By: Dan Parks – May 4, 2022 – The Chronicle of Philanthropy
Worrisome economic developments that could hurt fundraising continue to proliferate as inflation drags on, the stock market swoons, and new data shows that the economy contracted in the first quarter of this year.
“This is a complicated set of events,” said Patrick Rooney, an economist who studies philanthropy at Indiana University’s Lilly School of Philanthropy.
Danielle Vance-McMullen, an expert in donor behavior and fundraising at DePaul University, agreed that data could have negative implications for fundraising. “Historically we have a pretty strong association between the bigger economic picture and giving,” Vance-McMullen said.
However, Rooney and Vance-McMullen cautioned that there is not enough data yet to conclude that fundraisers in are for a tough year ahead.
Here’s a closer look at some of the economic data experts say nonprofits and fundraisers should be watching. Also see our previous updates.
Gross Domestic Product
This broad measure of the overall health of the U.S. economy unexpectedly fell into negative territory in the first quarter of this year, the first contraction since two years ago as the Covid-19 pandemic was accelerating.

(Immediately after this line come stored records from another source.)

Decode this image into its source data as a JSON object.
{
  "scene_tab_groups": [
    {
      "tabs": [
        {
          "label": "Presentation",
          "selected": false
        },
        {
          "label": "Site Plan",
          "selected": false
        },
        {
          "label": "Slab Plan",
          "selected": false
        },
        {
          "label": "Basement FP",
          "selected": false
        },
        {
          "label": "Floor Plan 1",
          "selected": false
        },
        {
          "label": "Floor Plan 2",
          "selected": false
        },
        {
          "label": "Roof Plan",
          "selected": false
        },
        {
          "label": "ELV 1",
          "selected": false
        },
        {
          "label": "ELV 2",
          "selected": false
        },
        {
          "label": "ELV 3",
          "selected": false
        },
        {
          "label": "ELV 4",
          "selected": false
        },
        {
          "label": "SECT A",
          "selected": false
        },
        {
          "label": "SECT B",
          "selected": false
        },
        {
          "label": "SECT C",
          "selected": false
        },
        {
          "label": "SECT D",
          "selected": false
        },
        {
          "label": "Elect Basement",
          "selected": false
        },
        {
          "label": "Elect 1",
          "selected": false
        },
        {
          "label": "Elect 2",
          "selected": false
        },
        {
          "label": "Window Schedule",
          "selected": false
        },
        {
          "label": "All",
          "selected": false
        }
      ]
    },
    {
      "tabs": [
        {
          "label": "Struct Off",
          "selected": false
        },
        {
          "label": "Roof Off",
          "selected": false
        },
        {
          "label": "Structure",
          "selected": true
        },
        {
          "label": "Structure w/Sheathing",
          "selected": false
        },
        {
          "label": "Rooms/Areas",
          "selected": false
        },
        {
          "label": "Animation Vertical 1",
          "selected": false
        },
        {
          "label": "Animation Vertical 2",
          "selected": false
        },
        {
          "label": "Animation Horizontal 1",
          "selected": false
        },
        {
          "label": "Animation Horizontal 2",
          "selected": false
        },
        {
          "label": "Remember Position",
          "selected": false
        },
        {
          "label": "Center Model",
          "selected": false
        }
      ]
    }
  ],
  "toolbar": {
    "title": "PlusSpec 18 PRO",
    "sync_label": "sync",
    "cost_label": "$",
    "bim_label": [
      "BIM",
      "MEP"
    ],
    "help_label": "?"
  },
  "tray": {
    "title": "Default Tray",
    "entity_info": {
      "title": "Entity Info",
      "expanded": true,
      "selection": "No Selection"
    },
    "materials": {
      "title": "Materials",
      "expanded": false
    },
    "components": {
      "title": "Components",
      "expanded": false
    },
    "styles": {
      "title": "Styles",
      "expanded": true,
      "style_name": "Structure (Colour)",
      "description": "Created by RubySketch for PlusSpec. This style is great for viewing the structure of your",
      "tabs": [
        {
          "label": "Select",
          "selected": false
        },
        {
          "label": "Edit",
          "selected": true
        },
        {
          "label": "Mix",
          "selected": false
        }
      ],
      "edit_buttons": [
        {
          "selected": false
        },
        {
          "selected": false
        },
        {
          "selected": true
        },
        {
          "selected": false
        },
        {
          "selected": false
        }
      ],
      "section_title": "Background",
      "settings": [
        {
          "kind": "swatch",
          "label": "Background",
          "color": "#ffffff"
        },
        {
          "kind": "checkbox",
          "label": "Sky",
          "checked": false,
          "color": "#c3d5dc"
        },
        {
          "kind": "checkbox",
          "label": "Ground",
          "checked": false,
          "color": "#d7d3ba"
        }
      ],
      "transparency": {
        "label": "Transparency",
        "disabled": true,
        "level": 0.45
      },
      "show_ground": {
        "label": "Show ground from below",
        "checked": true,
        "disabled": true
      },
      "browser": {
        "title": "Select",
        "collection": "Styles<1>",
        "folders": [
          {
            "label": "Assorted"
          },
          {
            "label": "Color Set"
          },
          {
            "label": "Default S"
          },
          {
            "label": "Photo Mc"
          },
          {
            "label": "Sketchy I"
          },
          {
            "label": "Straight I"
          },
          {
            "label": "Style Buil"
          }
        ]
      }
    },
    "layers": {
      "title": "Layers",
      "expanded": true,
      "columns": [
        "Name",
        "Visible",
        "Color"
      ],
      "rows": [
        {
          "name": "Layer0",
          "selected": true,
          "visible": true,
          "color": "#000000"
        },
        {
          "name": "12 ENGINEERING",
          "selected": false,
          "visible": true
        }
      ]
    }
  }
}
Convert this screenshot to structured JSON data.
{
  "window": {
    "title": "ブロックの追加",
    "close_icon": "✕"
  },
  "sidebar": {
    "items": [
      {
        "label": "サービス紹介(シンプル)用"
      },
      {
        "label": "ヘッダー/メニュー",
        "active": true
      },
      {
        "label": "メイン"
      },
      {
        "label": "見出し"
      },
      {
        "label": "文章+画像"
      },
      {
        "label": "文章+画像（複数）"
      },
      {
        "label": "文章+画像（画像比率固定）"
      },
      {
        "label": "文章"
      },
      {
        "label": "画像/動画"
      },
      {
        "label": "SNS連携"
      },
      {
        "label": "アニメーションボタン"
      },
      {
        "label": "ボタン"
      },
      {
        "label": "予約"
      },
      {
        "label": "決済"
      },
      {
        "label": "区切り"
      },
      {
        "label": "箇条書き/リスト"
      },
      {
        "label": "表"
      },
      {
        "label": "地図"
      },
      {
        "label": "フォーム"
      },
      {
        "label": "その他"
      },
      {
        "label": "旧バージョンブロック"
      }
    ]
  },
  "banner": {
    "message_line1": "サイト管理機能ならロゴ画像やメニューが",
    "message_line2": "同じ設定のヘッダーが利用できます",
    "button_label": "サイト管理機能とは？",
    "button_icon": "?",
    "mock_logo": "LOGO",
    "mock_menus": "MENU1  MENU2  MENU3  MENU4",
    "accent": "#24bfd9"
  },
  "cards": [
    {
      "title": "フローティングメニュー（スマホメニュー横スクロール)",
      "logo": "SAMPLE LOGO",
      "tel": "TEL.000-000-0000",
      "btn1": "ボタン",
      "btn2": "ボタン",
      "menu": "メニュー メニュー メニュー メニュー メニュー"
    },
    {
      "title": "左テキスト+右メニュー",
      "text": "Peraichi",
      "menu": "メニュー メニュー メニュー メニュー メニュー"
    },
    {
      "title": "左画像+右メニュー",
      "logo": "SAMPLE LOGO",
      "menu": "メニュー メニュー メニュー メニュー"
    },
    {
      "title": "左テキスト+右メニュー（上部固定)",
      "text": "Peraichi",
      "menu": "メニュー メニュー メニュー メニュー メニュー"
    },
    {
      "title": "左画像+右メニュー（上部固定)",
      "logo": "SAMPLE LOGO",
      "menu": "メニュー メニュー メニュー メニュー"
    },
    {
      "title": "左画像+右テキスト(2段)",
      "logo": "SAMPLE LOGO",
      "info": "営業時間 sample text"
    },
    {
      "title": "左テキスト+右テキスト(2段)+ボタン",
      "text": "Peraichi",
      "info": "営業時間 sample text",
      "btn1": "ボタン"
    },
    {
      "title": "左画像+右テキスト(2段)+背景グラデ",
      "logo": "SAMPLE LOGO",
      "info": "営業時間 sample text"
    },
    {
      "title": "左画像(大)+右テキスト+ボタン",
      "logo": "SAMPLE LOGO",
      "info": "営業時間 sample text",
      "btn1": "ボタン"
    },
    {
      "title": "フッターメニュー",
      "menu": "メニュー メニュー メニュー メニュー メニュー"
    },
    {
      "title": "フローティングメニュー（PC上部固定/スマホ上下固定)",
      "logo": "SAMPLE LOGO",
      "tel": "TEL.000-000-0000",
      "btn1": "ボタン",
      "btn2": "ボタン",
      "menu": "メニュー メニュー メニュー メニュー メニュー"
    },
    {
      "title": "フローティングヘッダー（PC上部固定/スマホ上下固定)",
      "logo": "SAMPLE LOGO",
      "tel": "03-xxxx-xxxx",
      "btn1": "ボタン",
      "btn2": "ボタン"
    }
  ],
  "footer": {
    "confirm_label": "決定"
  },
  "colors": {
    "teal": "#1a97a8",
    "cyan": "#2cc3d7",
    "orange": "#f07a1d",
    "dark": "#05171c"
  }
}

However, Rooney cautioned against assuming the U.S. economy was in trouble. He said the biggest factor in the drop in GDP was the fact that the trade deficit ballooned as supply-chain issues moved American consumers to boost spending on foreign goods while pulling back on buying domestic goods. Those are developments that could turn around quickly, and many economists saw the first quarter decline in GDP as a blip.
“I would be much more concerned if U.S. consumption had plummeted,” Rooney said.
The Stock Market
While the market has stumbled in recent weeks, Vance-McMullen noted that it’s still roughly where it was a year ago — not great but not necessarily worrisome, either.
She noted that she will be much more concerned about the impact on giving if the market weakness persists heading into the fourth quarter of the year, a period that is particularly important for giving. “If we were here in December, I might be a little more concerned,” Vance-McMullen said.
She added that foundation giving and giving through donor-advised fund accounts tends to be countercyclical relative to the economy and the stock market as grant makers seek to fill the gaps when charities need help the most.
Inflation generally has been on the rise for the past year, with the trend heating up in recent months.
Vance-McMullen said it’s been so long since the United States saw this kind of inflation that there is no reliable information on how it might affect donor behavior. She noted that inflation hurts the wealthiest the least because consumer staples are a relatively small share of their expenses, so inflation may have relatively little effect on their giving. And, she noted, data shows that an increasing share of giving in the nation is coming from the wealthiest Americans.
“We expect inflation to disproportionately affect low- and middle-income households,” said Vance-McMullen. “So organizations that rely on these donors for more of their giving have more to think about, given the recent inflation trends. Organizations that rely more on institutional giving and giving by high-income and high-net-worth households don’t have the same direct exposure to this issue right now from a revenue standpoint.”
However, even if inflation doesn’t curtail giving, it’s still hitting nonprofits’ bottom lines hard as their expenses continue to rise, Vance-McMullen said.
Rooney agreed, noting that the labor market remains exceedingly tight, raising payroll costs for nonprofit employers. The minimum wage has become irrelevant in the job market, he noted, because employers know they have to offer more than that to hire and retain people.
Consumer sentiment has been volatile as Americans try to sort out how they feel about the economy. On the one hand, jobs are plentiful and wage growth is strong, but at the same time consumers see inflation eating into their buying power, especially for staples like housing and food.
Vance-McMullen said people’s confidence in the economy is a strong indicator of their spending, “and so you would expect some relationship there with giving.”
However, as with many of the statistics that experts and fundraisers are watching, the data remains too volatile to discern clear patterns in what lies ahead.